Out of the records below, copy all lines in which the word "this" occurs.
-- DATA FOR ANALYSIS follows --
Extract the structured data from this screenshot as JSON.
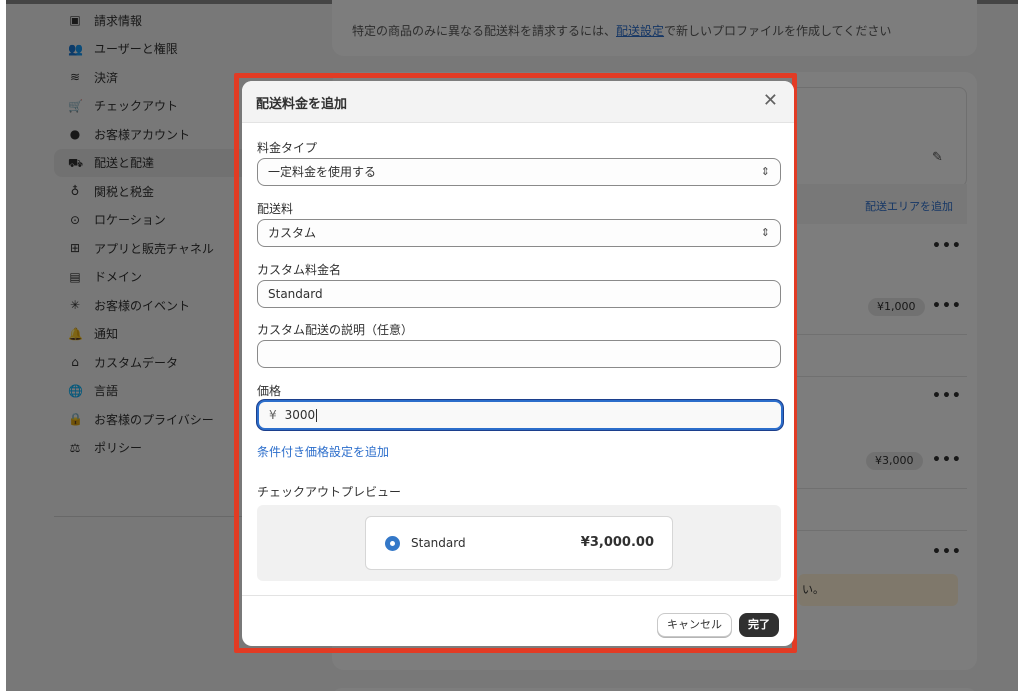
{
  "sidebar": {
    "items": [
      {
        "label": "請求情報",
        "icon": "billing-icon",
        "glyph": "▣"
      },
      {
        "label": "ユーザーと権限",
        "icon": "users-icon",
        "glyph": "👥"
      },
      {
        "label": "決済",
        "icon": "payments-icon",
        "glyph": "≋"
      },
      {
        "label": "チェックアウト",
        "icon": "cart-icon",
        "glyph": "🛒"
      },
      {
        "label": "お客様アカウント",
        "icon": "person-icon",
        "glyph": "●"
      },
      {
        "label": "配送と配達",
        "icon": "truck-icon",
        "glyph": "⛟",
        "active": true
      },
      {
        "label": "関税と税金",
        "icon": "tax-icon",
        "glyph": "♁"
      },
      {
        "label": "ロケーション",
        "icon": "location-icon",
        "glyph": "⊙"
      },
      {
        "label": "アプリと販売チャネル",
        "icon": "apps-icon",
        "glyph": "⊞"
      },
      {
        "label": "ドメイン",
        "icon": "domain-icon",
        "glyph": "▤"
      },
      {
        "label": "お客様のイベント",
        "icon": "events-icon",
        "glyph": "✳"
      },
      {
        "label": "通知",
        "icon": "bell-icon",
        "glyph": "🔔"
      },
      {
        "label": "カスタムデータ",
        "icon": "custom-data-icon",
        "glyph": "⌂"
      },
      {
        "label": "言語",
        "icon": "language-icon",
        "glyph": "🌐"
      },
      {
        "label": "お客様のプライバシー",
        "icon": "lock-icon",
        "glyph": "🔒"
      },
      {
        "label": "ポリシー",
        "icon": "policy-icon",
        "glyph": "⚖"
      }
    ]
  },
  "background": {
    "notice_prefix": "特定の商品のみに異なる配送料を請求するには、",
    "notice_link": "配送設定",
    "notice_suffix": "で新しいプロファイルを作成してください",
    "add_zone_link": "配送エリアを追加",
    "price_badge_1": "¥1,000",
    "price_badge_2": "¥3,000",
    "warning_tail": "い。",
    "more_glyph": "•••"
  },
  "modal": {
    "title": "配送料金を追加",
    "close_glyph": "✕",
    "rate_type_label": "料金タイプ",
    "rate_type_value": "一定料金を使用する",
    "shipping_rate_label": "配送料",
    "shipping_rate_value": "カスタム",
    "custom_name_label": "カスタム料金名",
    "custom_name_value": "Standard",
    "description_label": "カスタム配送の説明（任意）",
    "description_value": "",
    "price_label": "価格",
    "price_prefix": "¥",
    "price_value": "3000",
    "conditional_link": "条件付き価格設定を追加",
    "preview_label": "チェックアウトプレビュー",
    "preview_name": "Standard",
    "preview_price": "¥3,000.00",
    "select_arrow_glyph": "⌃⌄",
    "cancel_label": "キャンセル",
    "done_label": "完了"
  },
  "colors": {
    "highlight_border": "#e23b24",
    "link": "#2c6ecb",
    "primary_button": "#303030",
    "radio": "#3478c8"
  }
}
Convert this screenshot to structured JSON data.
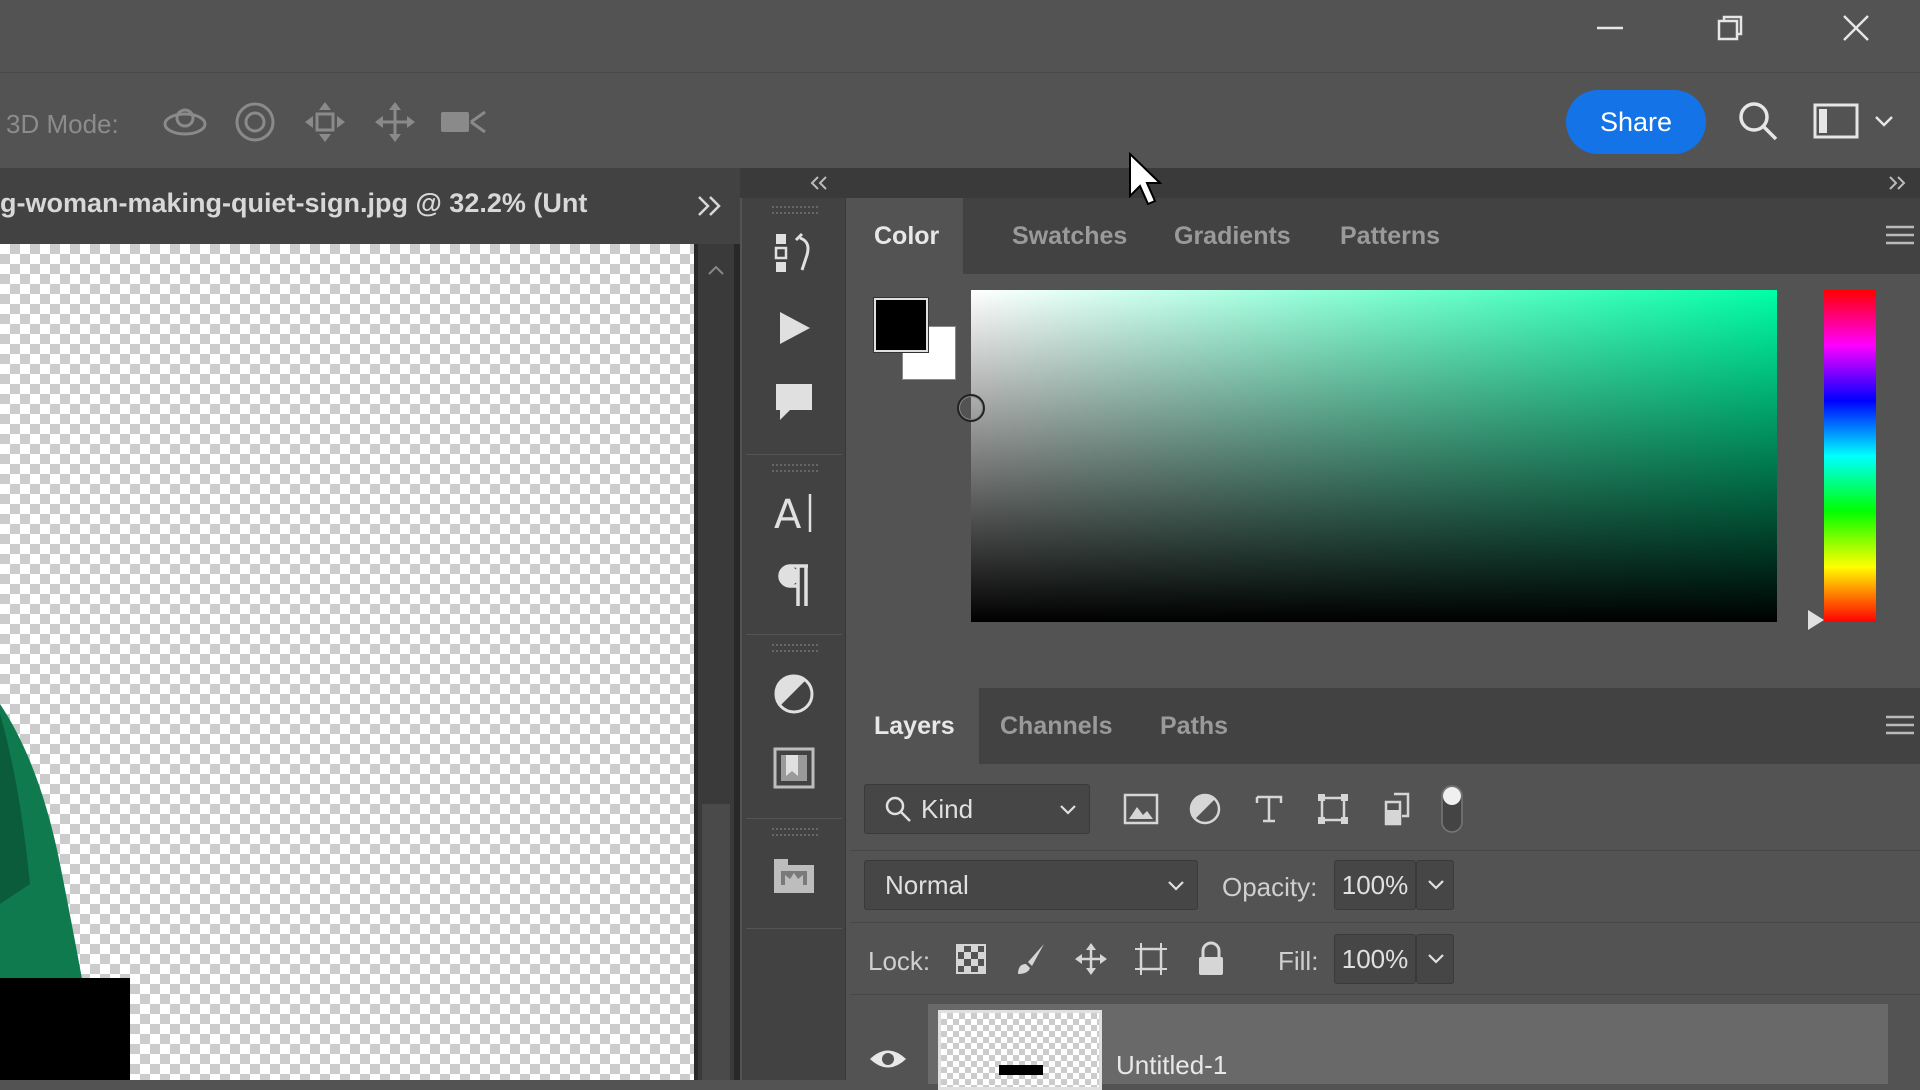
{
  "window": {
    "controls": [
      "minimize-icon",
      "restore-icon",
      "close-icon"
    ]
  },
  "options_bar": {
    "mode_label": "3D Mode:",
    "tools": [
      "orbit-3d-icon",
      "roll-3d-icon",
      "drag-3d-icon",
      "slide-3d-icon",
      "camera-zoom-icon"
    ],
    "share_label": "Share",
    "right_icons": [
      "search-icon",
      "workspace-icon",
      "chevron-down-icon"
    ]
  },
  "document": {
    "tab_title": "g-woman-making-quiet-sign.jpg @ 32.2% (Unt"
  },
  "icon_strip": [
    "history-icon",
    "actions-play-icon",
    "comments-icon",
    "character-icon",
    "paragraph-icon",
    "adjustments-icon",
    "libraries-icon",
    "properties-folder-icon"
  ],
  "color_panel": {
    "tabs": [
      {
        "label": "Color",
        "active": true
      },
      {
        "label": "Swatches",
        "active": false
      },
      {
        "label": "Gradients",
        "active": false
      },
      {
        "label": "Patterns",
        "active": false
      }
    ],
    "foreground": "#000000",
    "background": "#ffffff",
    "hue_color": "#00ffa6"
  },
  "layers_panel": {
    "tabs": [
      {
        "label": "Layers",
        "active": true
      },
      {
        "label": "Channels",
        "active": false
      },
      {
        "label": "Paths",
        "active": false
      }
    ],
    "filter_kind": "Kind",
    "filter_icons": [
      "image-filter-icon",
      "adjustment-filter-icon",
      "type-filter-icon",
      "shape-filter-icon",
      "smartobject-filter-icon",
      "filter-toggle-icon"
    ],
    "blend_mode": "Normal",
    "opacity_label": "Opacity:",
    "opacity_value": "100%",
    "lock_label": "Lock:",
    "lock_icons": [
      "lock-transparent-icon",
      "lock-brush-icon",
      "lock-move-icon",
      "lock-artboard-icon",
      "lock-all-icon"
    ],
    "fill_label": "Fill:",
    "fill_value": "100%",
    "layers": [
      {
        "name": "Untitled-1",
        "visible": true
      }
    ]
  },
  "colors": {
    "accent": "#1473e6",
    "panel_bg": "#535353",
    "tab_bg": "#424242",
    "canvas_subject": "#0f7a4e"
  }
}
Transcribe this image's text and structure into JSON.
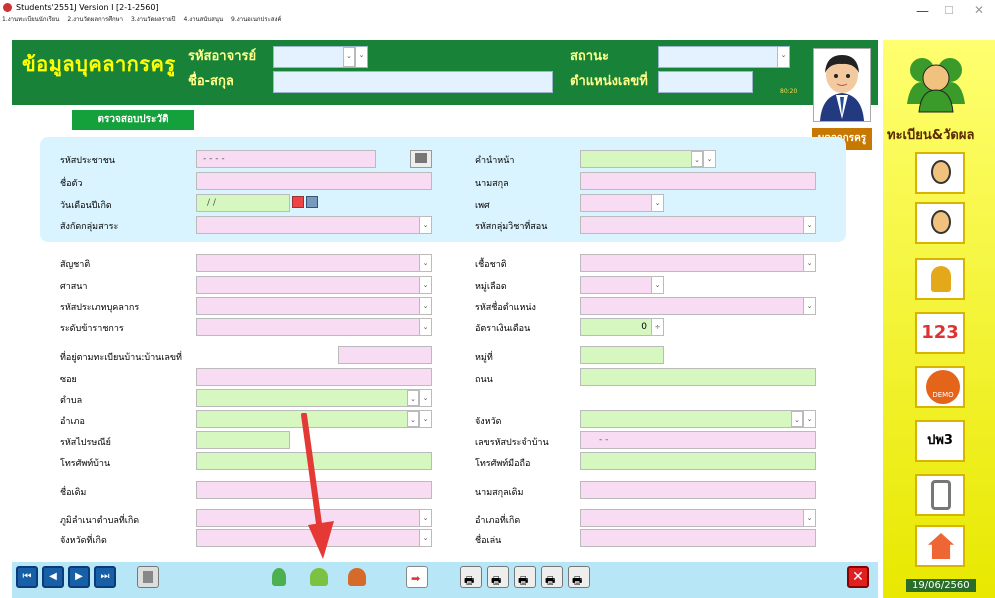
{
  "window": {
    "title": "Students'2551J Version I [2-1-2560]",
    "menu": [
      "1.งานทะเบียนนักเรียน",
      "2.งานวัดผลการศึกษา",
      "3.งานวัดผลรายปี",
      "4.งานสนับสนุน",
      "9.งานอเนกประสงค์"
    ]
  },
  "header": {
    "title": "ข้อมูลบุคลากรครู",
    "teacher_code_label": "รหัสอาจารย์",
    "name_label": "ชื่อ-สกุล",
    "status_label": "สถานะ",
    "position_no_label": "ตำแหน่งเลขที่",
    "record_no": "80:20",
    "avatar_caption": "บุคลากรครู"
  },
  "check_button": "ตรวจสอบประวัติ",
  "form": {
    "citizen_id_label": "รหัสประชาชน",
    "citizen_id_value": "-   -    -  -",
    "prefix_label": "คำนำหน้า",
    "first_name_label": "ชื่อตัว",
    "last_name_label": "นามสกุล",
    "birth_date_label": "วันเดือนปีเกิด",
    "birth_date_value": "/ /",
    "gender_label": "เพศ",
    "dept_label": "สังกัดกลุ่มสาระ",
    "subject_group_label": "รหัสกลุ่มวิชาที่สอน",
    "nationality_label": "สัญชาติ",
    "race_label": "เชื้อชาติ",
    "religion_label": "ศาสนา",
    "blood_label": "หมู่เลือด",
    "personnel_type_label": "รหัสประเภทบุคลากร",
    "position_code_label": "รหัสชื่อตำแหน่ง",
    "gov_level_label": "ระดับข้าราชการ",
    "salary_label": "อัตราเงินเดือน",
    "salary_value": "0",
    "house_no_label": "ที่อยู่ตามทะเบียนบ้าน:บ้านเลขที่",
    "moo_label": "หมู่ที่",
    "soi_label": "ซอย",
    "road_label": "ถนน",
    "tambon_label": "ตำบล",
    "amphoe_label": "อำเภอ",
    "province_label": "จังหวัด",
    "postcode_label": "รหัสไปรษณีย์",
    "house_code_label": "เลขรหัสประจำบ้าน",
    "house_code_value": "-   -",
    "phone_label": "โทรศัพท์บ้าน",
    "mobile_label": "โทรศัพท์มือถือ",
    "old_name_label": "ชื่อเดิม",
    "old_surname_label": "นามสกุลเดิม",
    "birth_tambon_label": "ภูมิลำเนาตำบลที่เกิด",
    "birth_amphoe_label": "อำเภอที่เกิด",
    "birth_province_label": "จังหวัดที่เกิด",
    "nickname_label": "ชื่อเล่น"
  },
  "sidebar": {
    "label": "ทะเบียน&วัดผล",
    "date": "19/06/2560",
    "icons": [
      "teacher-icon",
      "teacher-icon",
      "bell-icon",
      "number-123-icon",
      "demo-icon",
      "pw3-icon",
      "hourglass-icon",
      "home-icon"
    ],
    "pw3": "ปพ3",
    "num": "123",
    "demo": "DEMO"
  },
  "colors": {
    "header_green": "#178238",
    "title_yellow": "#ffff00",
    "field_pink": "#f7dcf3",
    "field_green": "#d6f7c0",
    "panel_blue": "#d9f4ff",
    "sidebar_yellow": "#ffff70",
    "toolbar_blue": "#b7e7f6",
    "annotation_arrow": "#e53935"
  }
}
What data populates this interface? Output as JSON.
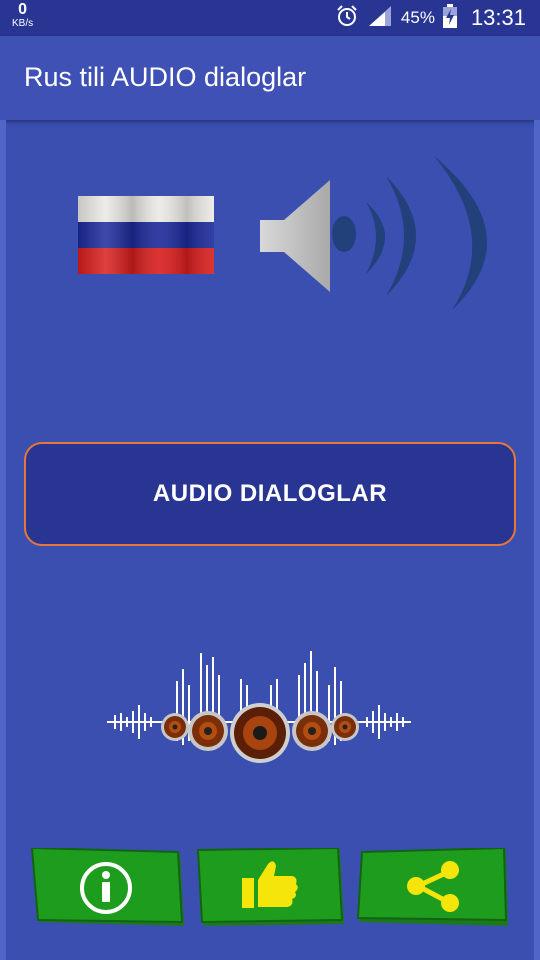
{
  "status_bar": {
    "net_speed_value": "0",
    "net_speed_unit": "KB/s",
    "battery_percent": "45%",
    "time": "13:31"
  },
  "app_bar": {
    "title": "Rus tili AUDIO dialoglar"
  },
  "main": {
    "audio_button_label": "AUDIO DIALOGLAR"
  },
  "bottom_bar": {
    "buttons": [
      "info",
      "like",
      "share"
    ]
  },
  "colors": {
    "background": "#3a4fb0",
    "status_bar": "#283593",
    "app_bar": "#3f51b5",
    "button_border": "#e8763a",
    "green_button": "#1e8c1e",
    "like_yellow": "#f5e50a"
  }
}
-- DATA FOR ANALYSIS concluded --
> **TASK RESULT**:
Extract the structured data from this screenshot as JSON.
Convert this screenshot to structured JSON data.
Transcribe this image's text and structure into JSON.
What data populates this interface? Output as JSON.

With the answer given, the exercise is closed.